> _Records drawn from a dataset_
"""

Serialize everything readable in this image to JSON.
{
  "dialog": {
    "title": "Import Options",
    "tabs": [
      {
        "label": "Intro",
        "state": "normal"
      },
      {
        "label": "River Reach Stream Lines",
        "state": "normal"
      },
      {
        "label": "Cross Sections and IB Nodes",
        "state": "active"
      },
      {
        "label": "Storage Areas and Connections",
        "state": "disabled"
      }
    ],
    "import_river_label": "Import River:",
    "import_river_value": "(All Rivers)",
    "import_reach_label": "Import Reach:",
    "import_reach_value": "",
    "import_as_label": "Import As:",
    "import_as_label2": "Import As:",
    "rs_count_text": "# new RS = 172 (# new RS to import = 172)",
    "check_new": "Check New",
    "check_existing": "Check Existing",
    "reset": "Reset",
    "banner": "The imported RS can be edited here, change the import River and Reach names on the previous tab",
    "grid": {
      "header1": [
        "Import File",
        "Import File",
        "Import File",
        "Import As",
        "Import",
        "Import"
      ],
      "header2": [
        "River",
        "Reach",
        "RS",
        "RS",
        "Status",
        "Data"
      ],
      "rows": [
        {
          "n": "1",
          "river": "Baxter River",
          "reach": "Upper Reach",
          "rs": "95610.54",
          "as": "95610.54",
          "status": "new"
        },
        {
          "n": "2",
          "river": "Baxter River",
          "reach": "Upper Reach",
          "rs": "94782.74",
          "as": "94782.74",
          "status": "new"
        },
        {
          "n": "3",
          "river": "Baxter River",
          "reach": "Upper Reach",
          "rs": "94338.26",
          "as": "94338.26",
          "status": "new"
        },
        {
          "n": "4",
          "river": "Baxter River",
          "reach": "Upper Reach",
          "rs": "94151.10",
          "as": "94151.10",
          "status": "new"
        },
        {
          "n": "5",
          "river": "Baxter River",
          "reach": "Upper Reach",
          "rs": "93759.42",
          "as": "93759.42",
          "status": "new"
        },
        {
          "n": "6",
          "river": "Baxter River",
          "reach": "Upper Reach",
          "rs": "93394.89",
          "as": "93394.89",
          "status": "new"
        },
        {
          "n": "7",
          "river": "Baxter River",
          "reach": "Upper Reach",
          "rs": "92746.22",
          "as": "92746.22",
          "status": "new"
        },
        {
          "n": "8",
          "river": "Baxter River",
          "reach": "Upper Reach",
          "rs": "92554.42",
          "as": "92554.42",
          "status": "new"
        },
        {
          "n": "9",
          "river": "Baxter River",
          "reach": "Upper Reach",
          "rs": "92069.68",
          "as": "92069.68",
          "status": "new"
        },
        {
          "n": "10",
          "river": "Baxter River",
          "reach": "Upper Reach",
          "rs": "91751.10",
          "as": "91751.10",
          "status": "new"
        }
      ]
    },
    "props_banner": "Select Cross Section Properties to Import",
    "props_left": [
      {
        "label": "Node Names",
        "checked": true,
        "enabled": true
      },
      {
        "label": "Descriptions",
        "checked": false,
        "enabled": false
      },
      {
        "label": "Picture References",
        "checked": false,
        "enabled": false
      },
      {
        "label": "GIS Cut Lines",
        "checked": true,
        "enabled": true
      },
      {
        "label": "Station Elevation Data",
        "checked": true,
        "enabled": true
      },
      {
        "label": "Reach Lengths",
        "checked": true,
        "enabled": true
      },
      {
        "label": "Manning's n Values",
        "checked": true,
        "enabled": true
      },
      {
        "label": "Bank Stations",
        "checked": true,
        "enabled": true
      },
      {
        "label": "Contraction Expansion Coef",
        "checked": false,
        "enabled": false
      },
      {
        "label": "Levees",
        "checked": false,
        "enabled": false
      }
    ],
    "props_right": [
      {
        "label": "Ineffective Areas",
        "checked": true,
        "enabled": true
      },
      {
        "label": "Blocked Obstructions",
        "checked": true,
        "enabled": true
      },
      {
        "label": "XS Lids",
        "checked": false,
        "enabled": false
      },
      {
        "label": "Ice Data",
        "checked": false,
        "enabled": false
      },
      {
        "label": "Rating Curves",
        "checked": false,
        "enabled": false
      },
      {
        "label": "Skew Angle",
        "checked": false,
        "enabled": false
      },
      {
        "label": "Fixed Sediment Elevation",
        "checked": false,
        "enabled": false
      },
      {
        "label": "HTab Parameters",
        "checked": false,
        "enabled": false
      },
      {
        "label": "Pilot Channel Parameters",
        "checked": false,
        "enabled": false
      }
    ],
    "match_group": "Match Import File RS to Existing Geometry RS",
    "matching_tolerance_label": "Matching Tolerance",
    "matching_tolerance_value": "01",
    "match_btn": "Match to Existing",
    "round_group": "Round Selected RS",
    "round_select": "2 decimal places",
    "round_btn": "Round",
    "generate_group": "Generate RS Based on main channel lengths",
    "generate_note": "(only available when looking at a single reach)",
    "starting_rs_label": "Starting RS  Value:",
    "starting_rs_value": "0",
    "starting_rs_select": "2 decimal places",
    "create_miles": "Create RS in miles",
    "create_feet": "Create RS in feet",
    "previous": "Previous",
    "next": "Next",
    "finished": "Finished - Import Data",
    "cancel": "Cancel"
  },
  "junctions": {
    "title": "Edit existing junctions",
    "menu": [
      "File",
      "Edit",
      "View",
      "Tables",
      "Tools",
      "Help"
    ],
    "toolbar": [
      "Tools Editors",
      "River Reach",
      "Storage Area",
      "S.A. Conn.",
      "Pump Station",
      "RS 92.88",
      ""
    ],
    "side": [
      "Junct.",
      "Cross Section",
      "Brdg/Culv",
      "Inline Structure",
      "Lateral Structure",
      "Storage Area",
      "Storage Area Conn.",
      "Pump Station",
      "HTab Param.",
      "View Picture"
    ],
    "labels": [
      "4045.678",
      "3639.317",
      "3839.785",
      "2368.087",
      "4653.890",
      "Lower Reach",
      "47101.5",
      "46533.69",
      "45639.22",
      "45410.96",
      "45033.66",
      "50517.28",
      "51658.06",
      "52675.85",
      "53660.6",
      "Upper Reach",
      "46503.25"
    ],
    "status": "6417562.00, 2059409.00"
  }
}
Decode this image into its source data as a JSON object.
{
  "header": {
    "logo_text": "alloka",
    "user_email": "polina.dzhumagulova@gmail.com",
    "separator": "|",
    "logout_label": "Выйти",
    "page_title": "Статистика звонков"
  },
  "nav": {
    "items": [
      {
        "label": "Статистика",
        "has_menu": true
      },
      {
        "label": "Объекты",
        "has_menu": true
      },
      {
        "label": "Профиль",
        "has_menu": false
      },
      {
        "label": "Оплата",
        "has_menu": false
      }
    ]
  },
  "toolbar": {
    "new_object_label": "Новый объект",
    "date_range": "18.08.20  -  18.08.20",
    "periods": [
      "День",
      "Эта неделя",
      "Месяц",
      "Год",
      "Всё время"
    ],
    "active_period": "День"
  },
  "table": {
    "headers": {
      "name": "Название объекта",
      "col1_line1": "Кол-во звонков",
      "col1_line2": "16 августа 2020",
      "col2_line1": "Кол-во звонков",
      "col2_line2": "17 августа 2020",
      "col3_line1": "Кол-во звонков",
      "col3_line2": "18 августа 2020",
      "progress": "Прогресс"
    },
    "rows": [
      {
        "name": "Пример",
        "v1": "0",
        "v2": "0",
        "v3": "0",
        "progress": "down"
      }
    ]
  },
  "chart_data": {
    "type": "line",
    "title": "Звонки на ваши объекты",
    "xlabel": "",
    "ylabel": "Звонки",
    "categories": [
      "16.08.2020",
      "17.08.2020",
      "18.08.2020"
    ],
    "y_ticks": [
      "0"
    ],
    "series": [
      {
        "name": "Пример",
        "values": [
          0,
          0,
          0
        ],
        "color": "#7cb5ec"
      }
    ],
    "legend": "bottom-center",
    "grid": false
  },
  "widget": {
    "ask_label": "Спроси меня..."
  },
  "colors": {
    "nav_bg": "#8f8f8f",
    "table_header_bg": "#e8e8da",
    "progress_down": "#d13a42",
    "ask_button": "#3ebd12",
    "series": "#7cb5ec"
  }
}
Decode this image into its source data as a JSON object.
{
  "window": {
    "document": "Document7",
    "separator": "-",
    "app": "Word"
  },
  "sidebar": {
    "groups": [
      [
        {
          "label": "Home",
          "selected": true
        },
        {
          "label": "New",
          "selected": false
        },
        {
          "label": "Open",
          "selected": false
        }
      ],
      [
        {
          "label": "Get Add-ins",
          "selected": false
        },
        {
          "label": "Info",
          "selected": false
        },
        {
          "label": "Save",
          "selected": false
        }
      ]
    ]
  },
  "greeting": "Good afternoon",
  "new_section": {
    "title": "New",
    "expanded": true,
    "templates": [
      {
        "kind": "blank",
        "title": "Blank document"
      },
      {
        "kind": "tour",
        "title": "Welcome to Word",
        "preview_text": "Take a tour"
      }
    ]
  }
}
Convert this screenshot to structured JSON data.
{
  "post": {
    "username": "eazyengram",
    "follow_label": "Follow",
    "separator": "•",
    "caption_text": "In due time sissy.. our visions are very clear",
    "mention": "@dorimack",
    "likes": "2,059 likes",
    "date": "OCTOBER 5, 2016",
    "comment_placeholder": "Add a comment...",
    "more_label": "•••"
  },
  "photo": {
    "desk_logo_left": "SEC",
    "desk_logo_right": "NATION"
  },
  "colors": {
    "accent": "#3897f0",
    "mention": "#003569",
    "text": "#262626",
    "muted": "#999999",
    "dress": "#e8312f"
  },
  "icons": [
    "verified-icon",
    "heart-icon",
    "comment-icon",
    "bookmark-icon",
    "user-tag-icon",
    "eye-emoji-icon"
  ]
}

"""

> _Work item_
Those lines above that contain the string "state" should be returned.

> _Exercise result_
        "state": "normal"
        "state": "normal"
        "state": "active"
        "state": "disabled"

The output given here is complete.